Data records for software interfaces

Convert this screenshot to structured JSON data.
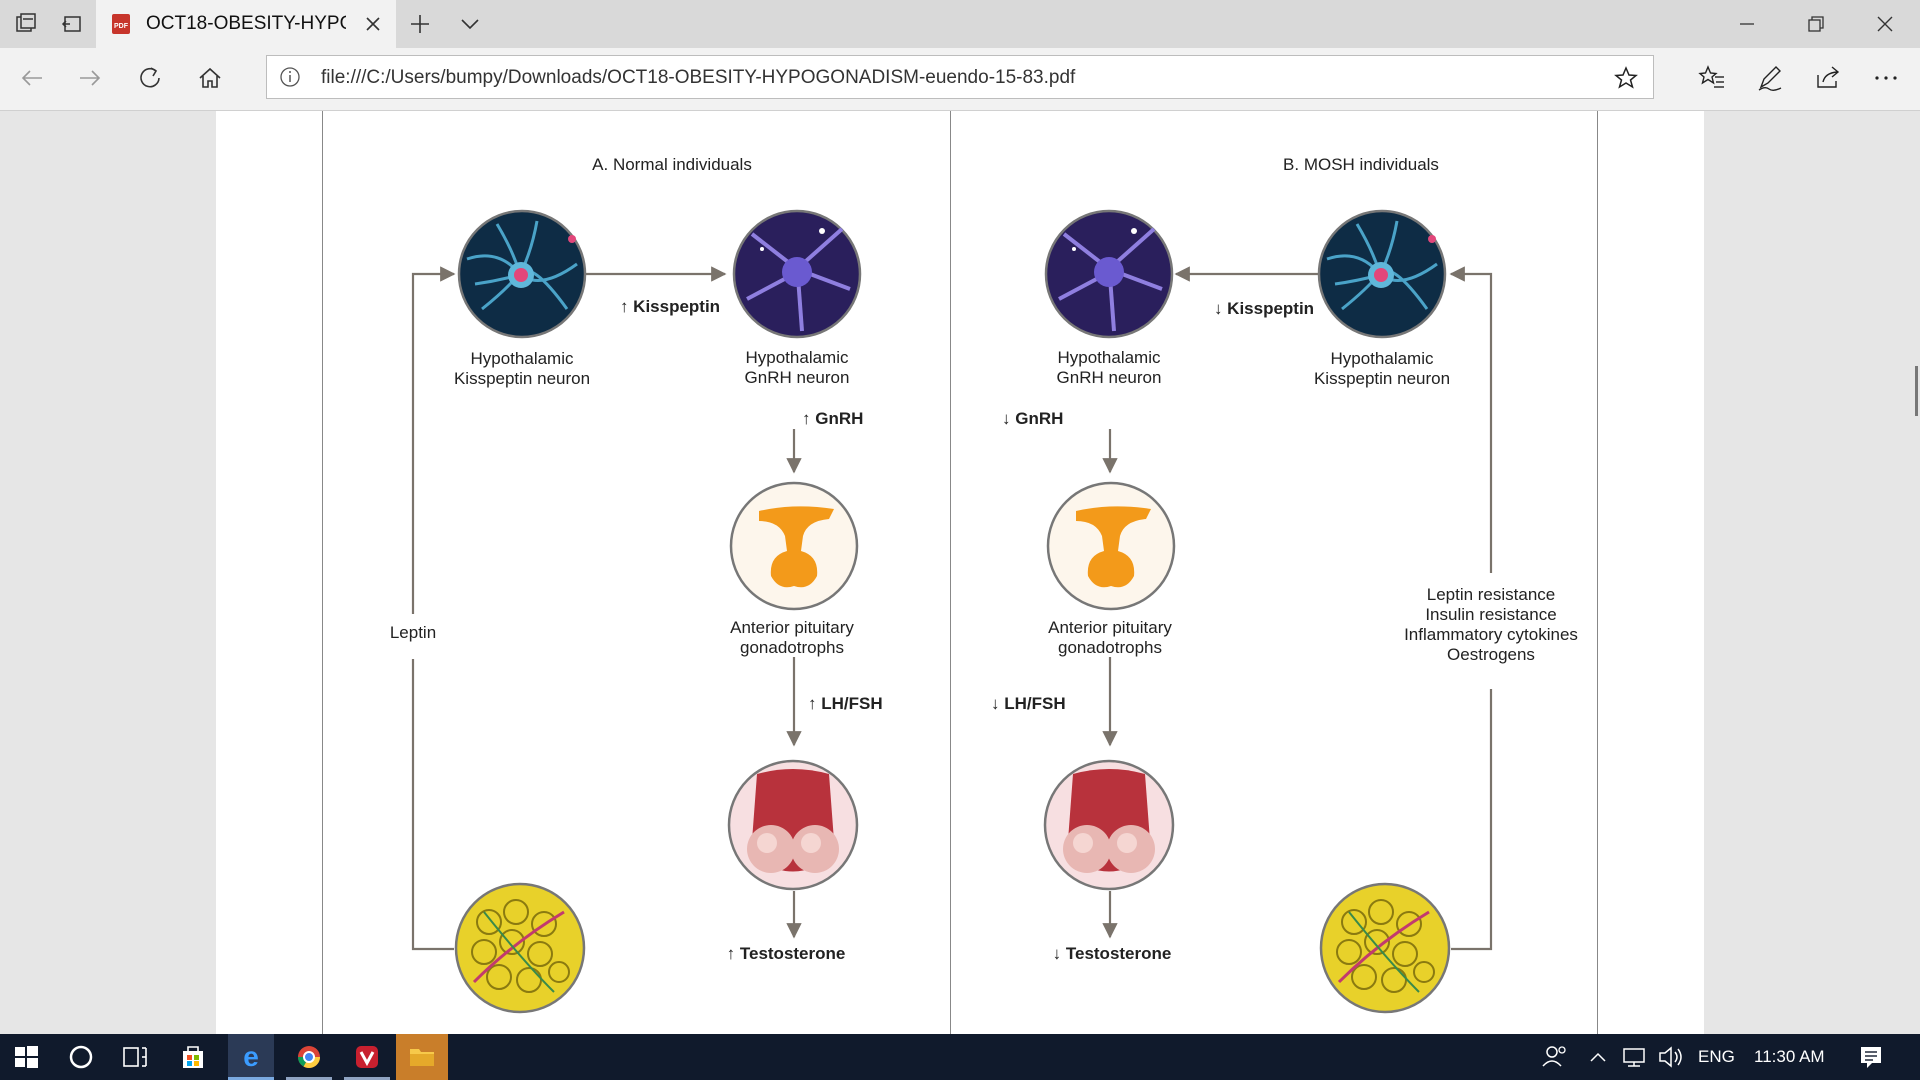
{
  "browser": {
    "tab_title": "OCT18-OBESITY-HYPO(",
    "url": "file:///C:/Users/bumpy/Downloads/OCT18-OBESITY-HYPOGONADISM-euendo-15-83.pdf"
  },
  "figure": {
    "panel_a": {
      "heading": "A. Normal individuals",
      "kiss_neuron": [
        "Hypothalamic",
        "Kisspeptin neuron"
      ],
      "kisspeptin": "↑ Kisspeptin",
      "gnrh_neuron": [
        "Hypothalamic",
        "GnRH neuron"
      ],
      "gnrh": "↑ GnRH",
      "pituitary": [
        "Anterior pituitary",
        "gonadotrophs"
      ],
      "lhfsh": "↑ LH/FSH",
      "testosterone": "↑ Testosterone",
      "leptin": "Leptin"
    },
    "panel_b": {
      "heading": "B. MOSH individuals",
      "gnrh_neuron": [
        "Hypothalamic",
        "GnRH neuron"
      ],
      "kisspeptin": "↓ Kisspeptin",
      "kiss_neuron": [
        "Hypothalamic",
        "Kisspeptin neuron"
      ],
      "gnrh": "↓ GnRH",
      "pituitary": [
        "Anterior pituitary",
        "gonadotrophs"
      ],
      "lhfsh": "↓ LH/FSH",
      "testosterone": "↓  Testosterone",
      "factors": [
        "Leptin resistance",
        "Insulin resistance",
        "Inflammatory cytokines",
        "Oestrogens"
      ]
    }
  },
  "taskbar": {
    "language": "ENG",
    "time": "11:30 AM"
  },
  "colors": {
    "taskbar_bg": "#101a2c",
    "arrow": "#7a736b",
    "neuron_blue": "#4aa3c8",
    "neuron_purple": "#5b4aa8",
    "gland_orange": "#f39a1a",
    "testes_red": "#b8323c",
    "fat_yellow": "#e8d12a"
  }
}
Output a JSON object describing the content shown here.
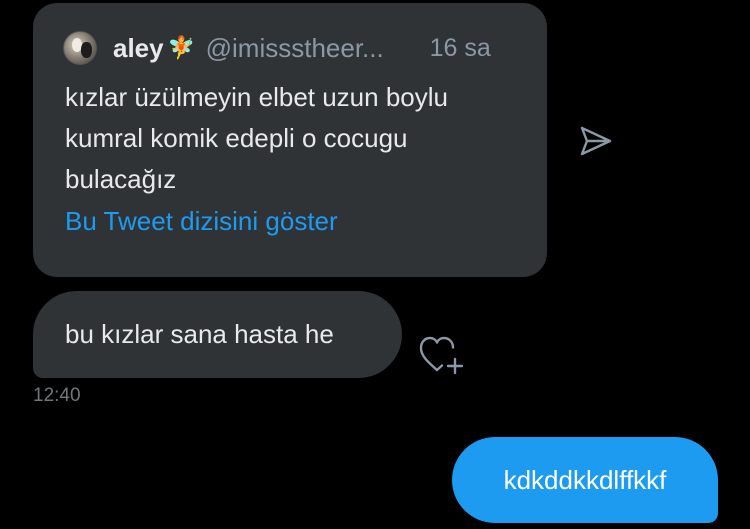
{
  "quoted_tweet": {
    "avatar_icon": "user-avatar-photo",
    "display_name": "aley",
    "name_emoji": "🧚",
    "handle": "@imissstheer...",
    "time_ago": "16 sa",
    "text": "kızlar üzülmeyin elbet uzun boylu kumral komik edepli o cocugu bulacağız",
    "show_thread_label": "Bu Tweet dizisini göster"
  },
  "share_icon": "send-share-icon",
  "received_message": {
    "text": "bu kızlar sana hasta he",
    "time": "12:40",
    "reaction_icon": "add-reaction-heart-icon"
  },
  "sent_message": {
    "text": "kdkddkkdlffkkf"
  },
  "colors": {
    "background": "#000000",
    "bubble_dark": "#2f3336",
    "accent_blue": "#1d9bf0",
    "text_primary": "#e7e9ea",
    "text_secondary": "#8b98a5"
  }
}
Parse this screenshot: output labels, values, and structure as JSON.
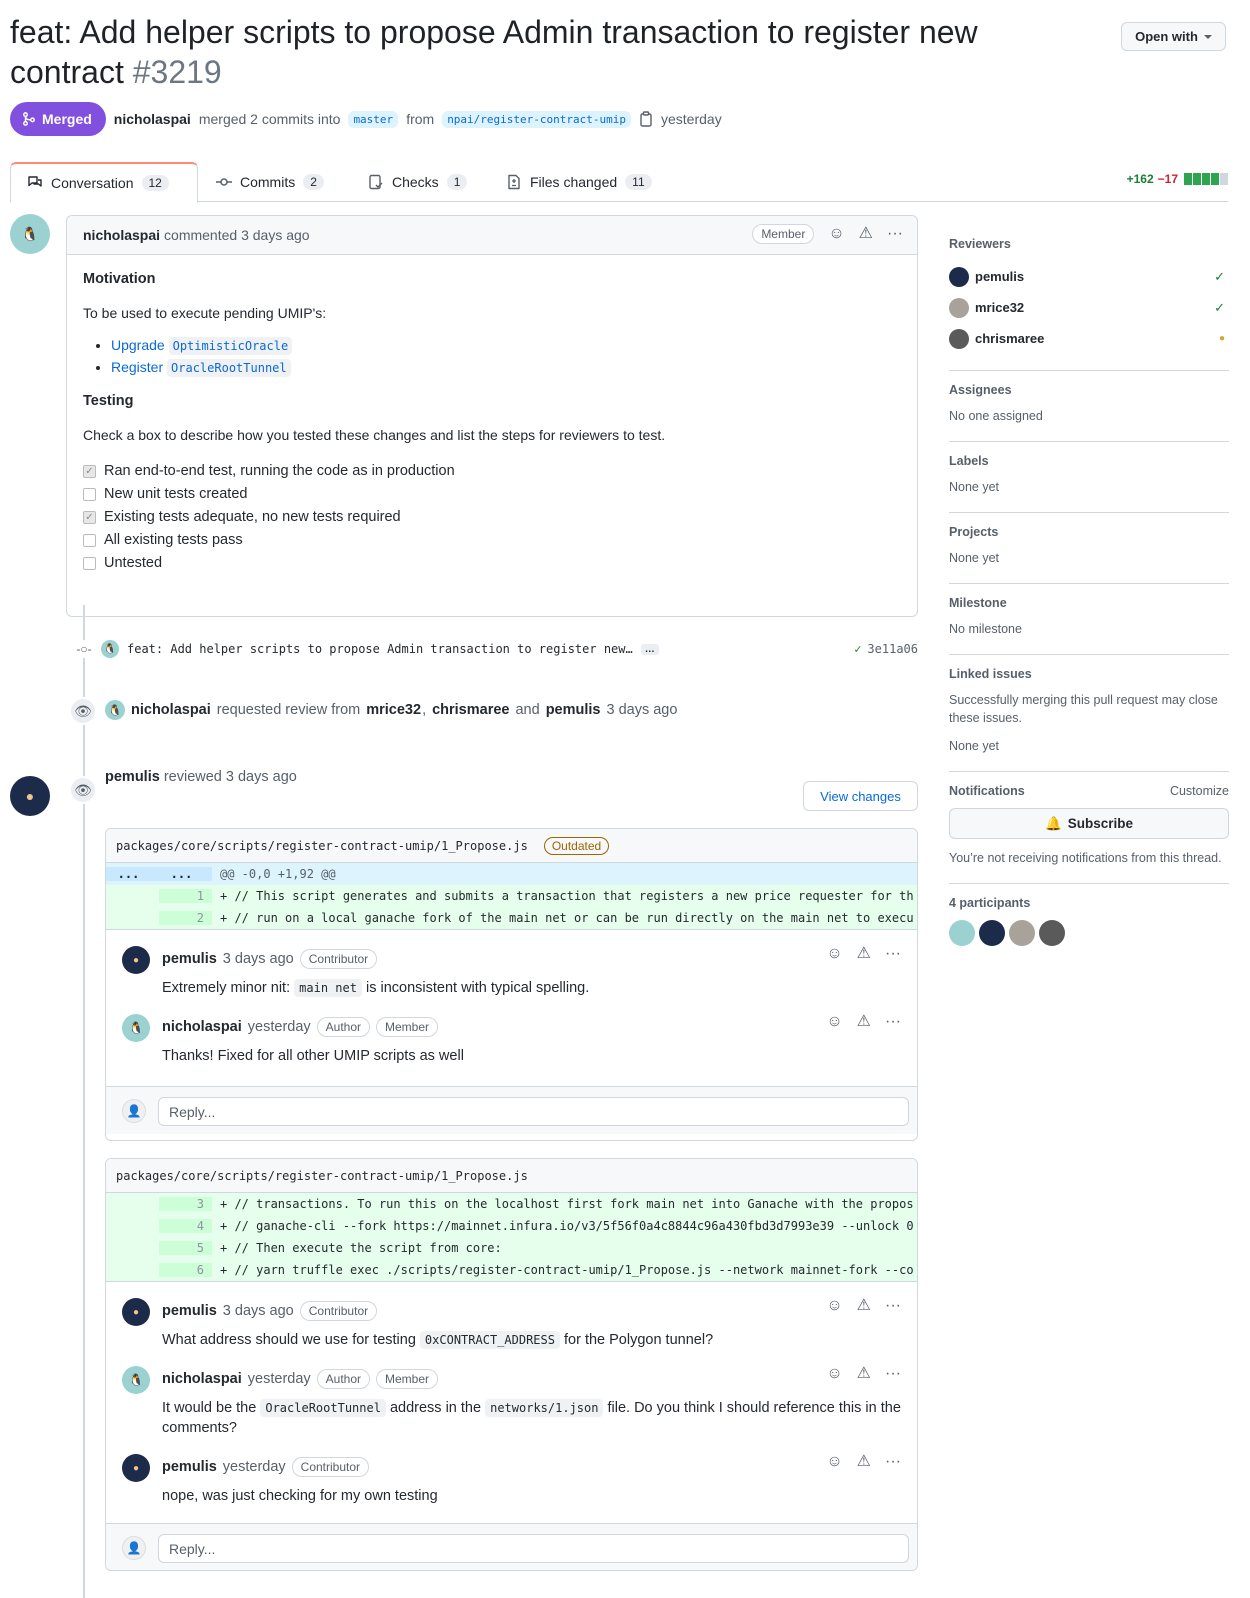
{
  "pr": {
    "title": "feat: Add helper scripts to propose Admin transaction to register new contract",
    "number": "#3219",
    "status": "Merged",
    "author": "nicholaspai",
    "merge_text": "merged 2 commits into",
    "base_branch": "master",
    "from_text": "from",
    "head_branch": "npai/register-contract-umip",
    "time": "yesterday",
    "open_with": "Open with"
  },
  "tabs": [
    {
      "label": "Conversation",
      "count": "12"
    },
    {
      "label": "Commits",
      "count": "2"
    },
    {
      "label": "Checks",
      "count": "1"
    },
    {
      "label": "Files changed",
      "count": "11"
    }
  ],
  "diffstat": {
    "additions": "+162",
    "deletions": "−17"
  },
  "main_comment": {
    "author": "nicholaspai",
    "action": "commented 3 days ago",
    "badge": "Member",
    "heading1": "Motivation",
    "intro": "To be used to execute pending UMIP's:",
    "links": [
      {
        "text": "Upgrade",
        "code": "OptimisticOracle"
      },
      {
        "text": "Register",
        "code": "OracleRootTunnel"
      }
    ],
    "heading2": "Testing",
    "testing_intro": "Check a box to describe how you tested these changes and list the steps for reviewers to test.",
    "tasks": [
      {
        "label": "Ran end-to-end test, running the code as in production",
        "checked": true
      },
      {
        "label": "New unit tests created",
        "checked": false
      },
      {
        "label": "Existing tests adequate, no new tests required",
        "checked": true
      },
      {
        "label": "All existing tests pass",
        "checked": false
      },
      {
        "label": "Untested",
        "checked": false
      }
    ]
  },
  "commit": {
    "message": "feat: Add helper scripts to propose Admin transaction to register new…",
    "ellipsis": "…",
    "sha": "3e11a06"
  },
  "review_request": {
    "author": "nicholaspai",
    "text": "requested review from",
    "reviewer1": "mrice32",
    "sep": ",",
    "reviewer2": "chrismaree",
    "and": "and",
    "reviewer3": "pemulis",
    "time": "3 days ago"
  },
  "review": {
    "author": "pemulis",
    "text": "reviewed 3 days ago",
    "view_changes": "View changes"
  },
  "thread1": {
    "file": "packages/core/scripts/register-contract-umip/1_Propose.js",
    "outdated": "Outdated",
    "hunk_left": "...",
    "hunk_right": "...",
    "hunk": "@@ -0,0 +1,92 @@",
    "lines": [
      {
        "n": "1",
        "code": "+ // This script generates and submits a transaction that registers a new price requester for th"
      },
      {
        "n": "2",
        "code": "+ // run on a local ganache fork of the main net or can be run directly on the main net to execu"
      }
    ],
    "comments": [
      {
        "author": "pemulis",
        "time": "3 days ago",
        "badges": [
          "Contributor"
        ],
        "pre": "Extremely minor nit: ",
        "code": "main net",
        "post": " is inconsistent with typical spelling."
      },
      {
        "author": "nicholaspai",
        "time": "yesterday",
        "badges": [
          "Author",
          "Member"
        ],
        "text": "Thanks! Fixed for all other UMIP scripts as well"
      }
    ],
    "reply": "Reply..."
  },
  "thread2": {
    "file": "packages/core/scripts/register-contract-umip/1_Propose.js",
    "lines": [
      {
        "n": "3",
        "code": "+ // transactions. To run this on the localhost first fork main net into Ganache with the propos"
      },
      {
        "n": "4",
        "code": "+ // ganache-cli --fork https://mainnet.infura.io/v3/5f56f0a4c8844c96a430fbd3d7993e39 --unlock 0"
      },
      {
        "n": "5",
        "code": "+ // Then execute the script from core:"
      },
      {
        "n": "6",
        "code": "+ // yarn truffle exec ./scripts/register-contract-umip/1_Propose.js --network mainnet-fork --co"
      }
    ],
    "comments": [
      {
        "author": "pemulis",
        "time": "3 days ago",
        "badges": [
          "Contributor"
        ],
        "pre": "What address should we use for testing ",
        "code": "0xCONTRACT_ADDRESS",
        "post": " for the Polygon tunnel?"
      },
      {
        "author": "nicholaspai",
        "time": "yesterday",
        "badges": [
          "Author",
          "Member"
        ],
        "pre": "It would be the ",
        "code": "OracleRootTunnel",
        "mid": " address in the ",
        "code2": "networks/1.json",
        "post": " file. Do you think I should reference this in the comments?"
      },
      {
        "author": "pemulis",
        "time": "yesterday",
        "badges": [
          "Contributor"
        ],
        "text": "nope, was just checking for my own testing"
      }
    ],
    "reply": "Reply..."
  },
  "sidebar": {
    "reviewers_title": "Reviewers",
    "reviewers": [
      {
        "name": "pemulis",
        "status": "approved"
      },
      {
        "name": "mrice32",
        "status": "approved"
      },
      {
        "name": "chrismaree",
        "status": "pending"
      }
    ],
    "assignees_title": "Assignees",
    "assignees": "No one assigned",
    "labels_title": "Labels",
    "labels": "None yet",
    "projects_title": "Projects",
    "projects": "None yet",
    "milestone_title": "Milestone",
    "milestone": "No milestone",
    "linked_title": "Linked issues",
    "linked_desc": "Successfully merging this pull request may close these issues.",
    "linked": "None yet",
    "notifications_title": "Notifications",
    "customize": "Customize",
    "subscribe": "Subscribe",
    "notif_desc": "You’re not receiving notifications from this thread.",
    "participants": "4 participants"
  },
  "colors": {
    "merged": "#8250df",
    "link": "#0969da",
    "added": "#1a7f37",
    "removed": "#cf222e",
    "pending": "#d4a72c"
  }
}
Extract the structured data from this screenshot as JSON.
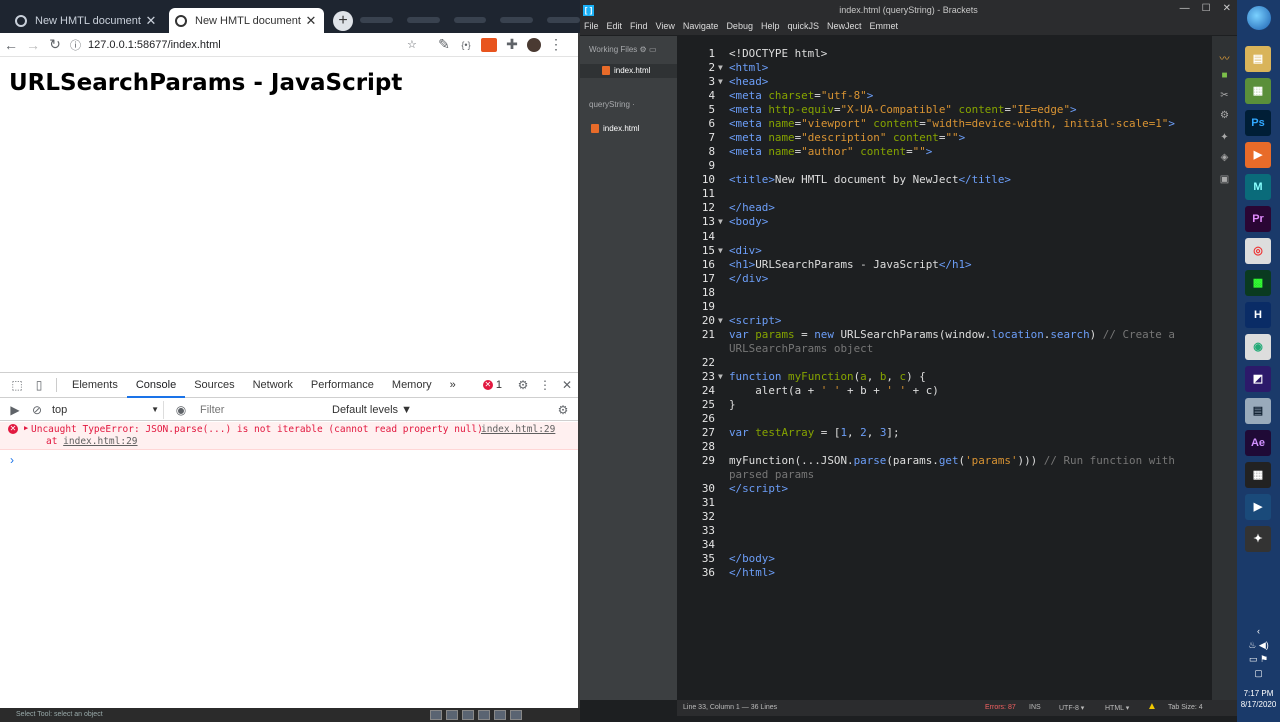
{
  "chrome": {
    "tabs": [
      {
        "title": "New HMTL document by NewJect",
        "close": "✕"
      },
      {
        "title": "New HMTL document by NewJect",
        "close": "✕"
      }
    ],
    "new_tab": "+",
    "toolbar": {
      "url": "127.0.0.1:58677/index.html"
    },
    "page": {
      "heading": "URLSearchParams - JavaScript"
    },
    "devtools": {
      "tabs": [
        "Elements",
        "Console",
        "Sources",
        "Network",
        "Performance",
        "Memory"
      ],
      "active_tab": "Console",
      "more": "»",
      "error_count": "1",
      "context": "top",
      "filter_placeholder": "Filter",
      "levels": "Default levels ▼",
      "error": {
        "message": "Uncaught TypeError: JSON.parse(...) is not iterable (cannot read property null)",
        "source": "index.html:29",
        "at_prefix": "at ",
        "at_link": "index.html:29"
      },
      "prompt": "›"
    },
    "statusbar": "Select Tool: select an object"
  },
  "brackets": {
    "title": "index.html (queryString) - Brackets",
    "menu": [
      "File",
      "Edit",
      "Find",
      "View",
      "Navigate",
      "Debug",
      "Help",
      "quickJS",
      "NewJect",
      "Emmet"
    ],
    "sidebar": {
      "working_files": "Working Files",
      "working_file": "index.html",
      "project": "queryString ·",
      "project_file": "index.html"
    },
    "status": {
      "position": "Line 33, Column 1 — 36 Lines",
      "errors": "Errors: 87",
      "ins": "INS",
      "encoding": "UTF-8 ▾",
      "language": "HTML ▾",
      "tab_size": "Tab Size:  4"
    },
    "gutter_numbers": [
      "1",
      "2",
      "3",
      "4",
      "5",
      "6",
      "7",
      "8",
      "9",
      "10",
      "11",
      "12",
      "13",
      "14",
      "15",
      "16",
      "17",
      "18",
      "19",
      "20",
      "21",
      "",
      "22",
      "23",
      "24",
      "25",
      "26",
      "27",
      "28",
      "29",
      "",
      "30",
      "31",
      "32",
      "33",
      "34",
      "35",
      "36"
    ],
    "fold_lines": [
      "2",
      "3",
      "13",
      "15",
      "20",
      "23"
    ]
  },
  "taskbar": {
    "apps": [
      {
        "name": "ps",
        "label": "Ps",
        "color": "#001e36"
      },
      {
        "name": "pr",
        "label": "Pr",
        "color": "#2a0634"
      },
      {
        "name": "ae",
        "label": "Ae",
        "color": "#1f0a36"
      },
      {
        "name": "h",
        "label": "H",
        "color": "#0a2c66"
      },
      {
        "name": "m",
        "label": "M",
        "color": "#0a6b7a"
      }
    ],
    "time": "7:17 PM",
    "date": "8/17/2020"
  }
}
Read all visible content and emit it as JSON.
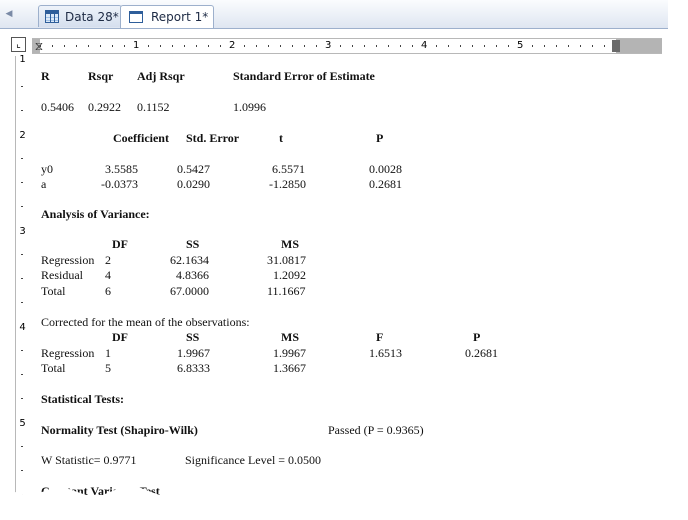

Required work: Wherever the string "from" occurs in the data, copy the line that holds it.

Written solution:
    "from_text": "from",
    "text": "requested review from",
        "code": "+ // Then execute the script from core:"
    "notif_desc": "You’re not receiving notifications from this thread.",
Extract the structured data from this screenshot as JSON.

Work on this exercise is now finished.